    • Maintaining a high level of self-awareness and awareness of others.
    • Recognizing the impact of one’s actions and decisions on the team.
  • Persuasion:
    • Using influence and persuasion rather than authority to lead.
    • Encouraging collaboration and building consensus to achieve goals.
  • Conceptualization:
    • Thinking beyond day-to-day operations to understand and envision the big picture.
    • Balancing short-term needs with long-term goals and strategies.
  • Foresight:
    • Anticipating future trends and consequences based on past experiences and current realities.
    • Making informed decisions to guide the organization towards sustainable success.
  • Stewardship:
    • Taking responsibility for the well-being of the organization and its members.
    • Acting as a caretaker, ensuring ethical use of resources and serving the needs of the community.
  • Commitment to the Growth of People:
    • Investing in the personal and professional development of team members.
    • Providing opportunities for learning, growth, and advancement.
  • Building Community:
    • Fostering a sense of belonging and collaboration within the team and the broader community.
    • Encouraging teamwork, mutual respect, and collective effort.


The following are excerpts from a recent TTI Talent Insights Report.

What kind of animal are you? “I think I’m some kind of friendly visionary badger.” - Tim Goeke

Behavioral Characteristics

  • Daring and Bold: You are often considered a risk-taker and an individualist who seeks your own solutions to problems.
    • I am a risk-taker and individualist who seeks innovative solutions, while continuously seeking feedback to improve collaborative decision-making.
  • Visionary: You embrace visions not always seen by others, allowing you to see the "big picture."
  • Confident: Your self-confidence can sometimes be perceived as arrogance, and you have high ego strengths.
  • Result-Oriented: You are forward-looking, aggressive, competitive, and deadline-conscious, often becoming irritated if deadlines are delayed or missed.
  • Decisive: You prefer authority equal to your responsibility, making decisions quickly and objectively.
  • Independent: You value your own opinion over others and prefer subordinates who communicate clearly and precisely.
  • Impatient: You tend to be intolerant of ambiguity or slow-thinking people and may lack patience in communication.
    • I am actively working on improving my tolerance and patience in communication through mindfulness and active listening techniques.

Value to the Organization

  • Future-Oriented: You are forward-looking and initiate activities with a competitive and tough-minded approach.
  • Innovative: You bring innovation and tenacity to the organization.
  • Efficient: You are dedicated to achieving results and maintaining efficiency in the work environment.

Communication Style

  • Direct and Business-Focused: You prefer clear, concise, and fact-based communication and can be seen as pushy or critical if the conversation strays from business.
  • Independent Decision-Maker: You prefer to make your own decisions based on facts and figures rather than relying on others' opinions.

Driving Forces
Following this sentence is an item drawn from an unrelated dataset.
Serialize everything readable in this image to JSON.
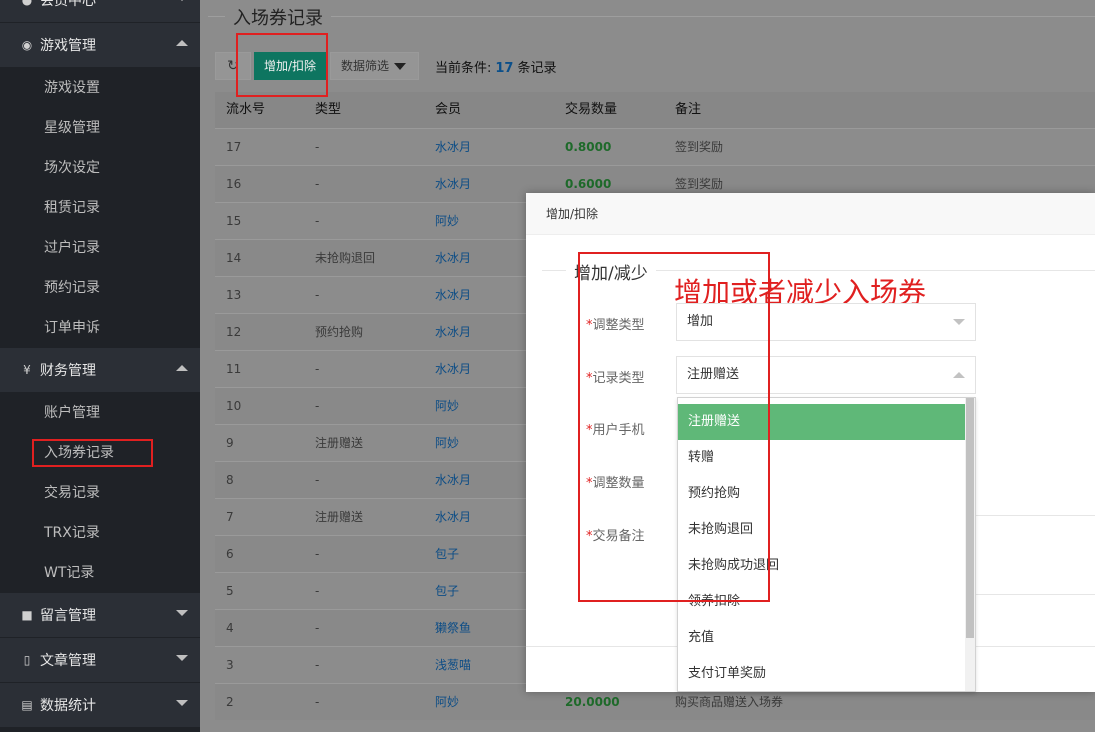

  • Intellectual: Driven by opportunities to learn, acquire knowledge, and discover the truth.
  • Selfless: Focused on completing tasks for the sake of completion with little expectation of personal return.
  • Objective: Driven by functionality and objectivity in your surroundings.
  • Receptive: Open to new ideas, methods, and opportunities that fall outside traditional systems.


  • Problem-Solving: You thrive on solving tough problems and are persistent in your efforts.
  • Leadership: You are good at directing others and challenging the status quo.
  • Adaptability: Comfortable with mobility and juggling different projects.


  • Impatience: You may make snap decisions without all the necessary information and struggle with routine or repetitive tasks.
  • Critical Nature: Can be overly critical and pushy in communication.
    • I recognize my tendency to be critical and am working on fostering more constructive and empathetic communication.
  • Workaholic Tendencies: You may focus too much on getting things done, sometimes at the expense of others' input or well-being.
    • Acknowledging my workaholic tendencies, I am striving to balance productivity with team collaboration and well-being.